Access Control List (ACL) is a security mechanism used in computer systems and networks to control and manage access to resources such as files, folders, directories, or network devices. It represents a list of permissions or rules that specify which users or groups are allowed or denied access to specific resources.
How does it work?
ACLs provide a way to enforce security policies and restrict unauthorized access to sensitive information or system resources. In an ACL, each entry defines a combination of a user or group and the corresponding permissions or access rights. The permissions can include reading, writing, executing, deleting, or modifying. The ACL is evaluated whenever a user or process attempts to access a resource, and access is granted or denied based on the permissions defined in the list.
Two main types of ACLs
The two types of Access Control Lists (ACLs) serve different purposes and are suitable for different scenarios:
- Discretionary Access Control Lists (DACLs): These are associated with individual resources and are typically managed by the owner or administrator with the authority to specify who can access the resource and what permissions they have. DACLs are suitable for scenarios where the resource owner or administrator needs fine-grained control over access rights. For example, in a file system, a file owner can set specific permissions for individual users or groups to read, write, or modify the file.
- System Access Control Lists (SACLs): These control the auditing and logging of access attempts to a resource. They specify which users or groups should have their access attempts logged and what actions should be recorded in the audit logs. SACLs help identify security breaches, investigate incidents, and ensure compliance with regulatory requirements.
The choice between the two types of ACLs depends on the organization’s or system’s specific requirements in terms of access control and monitoring.
The importance of ACLs
ACLs offer robust security by controlling resource access, ensuring authorized users only access sensitive information.
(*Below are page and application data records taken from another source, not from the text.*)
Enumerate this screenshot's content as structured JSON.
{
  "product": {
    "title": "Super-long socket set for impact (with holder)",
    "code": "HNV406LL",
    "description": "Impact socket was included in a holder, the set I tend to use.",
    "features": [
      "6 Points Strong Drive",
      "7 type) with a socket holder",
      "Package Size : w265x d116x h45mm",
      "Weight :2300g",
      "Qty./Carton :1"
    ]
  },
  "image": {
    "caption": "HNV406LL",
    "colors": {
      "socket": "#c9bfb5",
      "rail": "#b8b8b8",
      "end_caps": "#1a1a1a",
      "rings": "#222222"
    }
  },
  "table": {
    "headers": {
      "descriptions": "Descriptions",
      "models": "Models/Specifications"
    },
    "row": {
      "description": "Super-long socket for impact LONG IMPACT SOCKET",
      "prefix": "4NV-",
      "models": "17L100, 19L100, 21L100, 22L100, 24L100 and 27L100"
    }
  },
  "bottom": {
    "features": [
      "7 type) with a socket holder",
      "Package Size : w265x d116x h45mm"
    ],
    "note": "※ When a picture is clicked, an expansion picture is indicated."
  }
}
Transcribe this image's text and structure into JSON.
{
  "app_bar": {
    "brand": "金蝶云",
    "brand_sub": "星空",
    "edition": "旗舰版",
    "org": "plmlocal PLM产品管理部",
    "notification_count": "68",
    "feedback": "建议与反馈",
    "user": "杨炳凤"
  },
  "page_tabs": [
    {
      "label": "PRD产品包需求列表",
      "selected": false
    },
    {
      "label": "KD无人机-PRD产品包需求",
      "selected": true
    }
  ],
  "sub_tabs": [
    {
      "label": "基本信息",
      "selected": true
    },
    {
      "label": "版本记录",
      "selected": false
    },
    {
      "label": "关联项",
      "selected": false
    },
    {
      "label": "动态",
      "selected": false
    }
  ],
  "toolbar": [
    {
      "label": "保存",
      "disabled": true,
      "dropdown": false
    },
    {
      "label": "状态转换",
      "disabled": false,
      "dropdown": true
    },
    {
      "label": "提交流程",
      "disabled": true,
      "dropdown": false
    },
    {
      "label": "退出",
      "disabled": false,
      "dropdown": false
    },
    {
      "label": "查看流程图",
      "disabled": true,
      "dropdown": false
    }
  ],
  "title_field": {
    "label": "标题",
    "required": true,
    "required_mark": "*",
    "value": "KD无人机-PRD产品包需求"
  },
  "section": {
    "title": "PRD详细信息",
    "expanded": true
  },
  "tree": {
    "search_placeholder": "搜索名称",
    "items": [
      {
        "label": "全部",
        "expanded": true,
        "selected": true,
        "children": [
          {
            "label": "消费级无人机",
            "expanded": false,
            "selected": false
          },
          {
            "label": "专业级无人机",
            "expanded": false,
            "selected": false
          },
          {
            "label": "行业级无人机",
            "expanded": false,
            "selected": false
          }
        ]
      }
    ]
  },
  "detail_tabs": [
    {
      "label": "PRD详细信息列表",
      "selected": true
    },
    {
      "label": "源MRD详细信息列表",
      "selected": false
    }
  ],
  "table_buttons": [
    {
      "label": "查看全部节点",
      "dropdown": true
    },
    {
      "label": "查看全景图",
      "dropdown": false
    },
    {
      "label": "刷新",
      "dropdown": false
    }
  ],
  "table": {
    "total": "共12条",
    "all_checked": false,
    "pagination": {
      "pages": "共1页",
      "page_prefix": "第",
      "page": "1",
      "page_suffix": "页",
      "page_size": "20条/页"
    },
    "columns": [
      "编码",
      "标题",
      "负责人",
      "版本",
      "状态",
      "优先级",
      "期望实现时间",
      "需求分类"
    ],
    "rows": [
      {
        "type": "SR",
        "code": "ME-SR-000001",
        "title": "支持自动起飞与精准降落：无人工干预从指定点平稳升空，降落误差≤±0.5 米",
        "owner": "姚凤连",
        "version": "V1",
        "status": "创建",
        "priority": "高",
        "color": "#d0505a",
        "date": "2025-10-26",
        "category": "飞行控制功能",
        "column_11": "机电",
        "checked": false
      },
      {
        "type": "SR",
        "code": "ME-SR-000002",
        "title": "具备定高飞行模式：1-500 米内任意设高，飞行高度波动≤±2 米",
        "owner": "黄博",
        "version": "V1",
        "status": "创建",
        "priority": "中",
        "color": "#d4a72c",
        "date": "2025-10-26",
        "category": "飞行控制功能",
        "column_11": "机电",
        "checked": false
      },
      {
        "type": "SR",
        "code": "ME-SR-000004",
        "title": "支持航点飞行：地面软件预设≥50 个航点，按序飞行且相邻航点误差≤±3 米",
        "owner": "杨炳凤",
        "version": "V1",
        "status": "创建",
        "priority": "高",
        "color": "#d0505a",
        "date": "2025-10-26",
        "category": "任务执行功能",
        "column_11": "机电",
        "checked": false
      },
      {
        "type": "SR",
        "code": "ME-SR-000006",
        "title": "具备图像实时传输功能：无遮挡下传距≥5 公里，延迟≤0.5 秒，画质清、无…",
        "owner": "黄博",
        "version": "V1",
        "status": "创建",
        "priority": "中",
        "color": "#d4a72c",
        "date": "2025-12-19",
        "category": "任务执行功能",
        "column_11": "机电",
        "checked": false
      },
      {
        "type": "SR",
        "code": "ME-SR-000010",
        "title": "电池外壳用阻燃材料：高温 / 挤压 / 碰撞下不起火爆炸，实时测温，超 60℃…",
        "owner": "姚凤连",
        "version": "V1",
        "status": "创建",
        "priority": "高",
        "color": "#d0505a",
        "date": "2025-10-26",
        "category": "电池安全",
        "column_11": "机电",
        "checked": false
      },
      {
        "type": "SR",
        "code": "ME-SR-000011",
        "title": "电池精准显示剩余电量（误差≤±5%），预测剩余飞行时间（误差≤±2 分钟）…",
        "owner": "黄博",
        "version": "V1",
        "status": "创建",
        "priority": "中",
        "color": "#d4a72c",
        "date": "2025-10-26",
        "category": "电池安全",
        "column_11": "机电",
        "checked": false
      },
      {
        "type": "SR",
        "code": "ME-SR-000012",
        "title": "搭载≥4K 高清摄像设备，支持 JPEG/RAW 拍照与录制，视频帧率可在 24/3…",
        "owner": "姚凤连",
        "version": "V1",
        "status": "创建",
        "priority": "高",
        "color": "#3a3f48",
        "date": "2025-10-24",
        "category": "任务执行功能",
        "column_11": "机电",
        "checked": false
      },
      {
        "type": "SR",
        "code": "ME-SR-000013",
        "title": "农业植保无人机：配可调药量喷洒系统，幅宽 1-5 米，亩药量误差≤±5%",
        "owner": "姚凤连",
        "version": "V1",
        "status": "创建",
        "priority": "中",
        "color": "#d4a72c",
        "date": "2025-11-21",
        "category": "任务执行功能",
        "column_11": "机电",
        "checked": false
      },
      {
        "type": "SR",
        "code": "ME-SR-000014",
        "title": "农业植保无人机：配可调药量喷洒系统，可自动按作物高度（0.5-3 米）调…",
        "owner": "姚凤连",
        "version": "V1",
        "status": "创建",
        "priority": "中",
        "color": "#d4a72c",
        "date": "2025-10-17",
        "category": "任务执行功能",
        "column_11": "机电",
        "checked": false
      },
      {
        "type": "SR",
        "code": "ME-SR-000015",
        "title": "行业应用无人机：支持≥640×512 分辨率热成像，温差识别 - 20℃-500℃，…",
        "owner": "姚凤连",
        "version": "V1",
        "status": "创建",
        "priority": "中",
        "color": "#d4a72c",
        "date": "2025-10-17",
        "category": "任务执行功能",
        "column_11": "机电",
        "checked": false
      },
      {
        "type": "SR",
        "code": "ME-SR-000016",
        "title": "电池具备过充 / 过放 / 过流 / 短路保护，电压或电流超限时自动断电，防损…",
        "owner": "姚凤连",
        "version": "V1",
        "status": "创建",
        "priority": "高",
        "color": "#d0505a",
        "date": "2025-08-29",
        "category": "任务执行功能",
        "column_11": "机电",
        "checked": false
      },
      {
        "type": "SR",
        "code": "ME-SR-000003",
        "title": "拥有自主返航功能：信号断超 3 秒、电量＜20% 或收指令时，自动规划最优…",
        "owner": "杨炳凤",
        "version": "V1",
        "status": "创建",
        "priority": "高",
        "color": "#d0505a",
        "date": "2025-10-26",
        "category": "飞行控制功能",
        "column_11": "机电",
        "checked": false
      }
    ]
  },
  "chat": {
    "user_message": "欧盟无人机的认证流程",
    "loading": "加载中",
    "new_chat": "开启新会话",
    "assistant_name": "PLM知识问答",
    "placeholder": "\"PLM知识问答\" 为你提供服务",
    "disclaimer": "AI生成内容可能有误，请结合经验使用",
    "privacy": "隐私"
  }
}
With granular control, ACLs allow precise access rights management based on user roles, promoting the principle of least privilege. They provide flexibility by enabling easy modification of permissions to accommodate changing requirements without disrupting the system. In addition, organizations can generate audit trails and track access attempts, aiding in security breach identification, incident investigation, and regulatory compliance. ACLs also protect critical resources from unauthorized actions, safeguarding integrity and availability. Additionally, ACLs facilitate network segmentation, restricting traffic between segments to enhance network security.
ACLs provide a flexible and granular approach to access control, allowing administrators to define fine-grained permissions for different users or groups. By implementing ACLs, organizations can enforce security policies, protect sensitive data, and ensure that only authorized individuals or processes can access resources.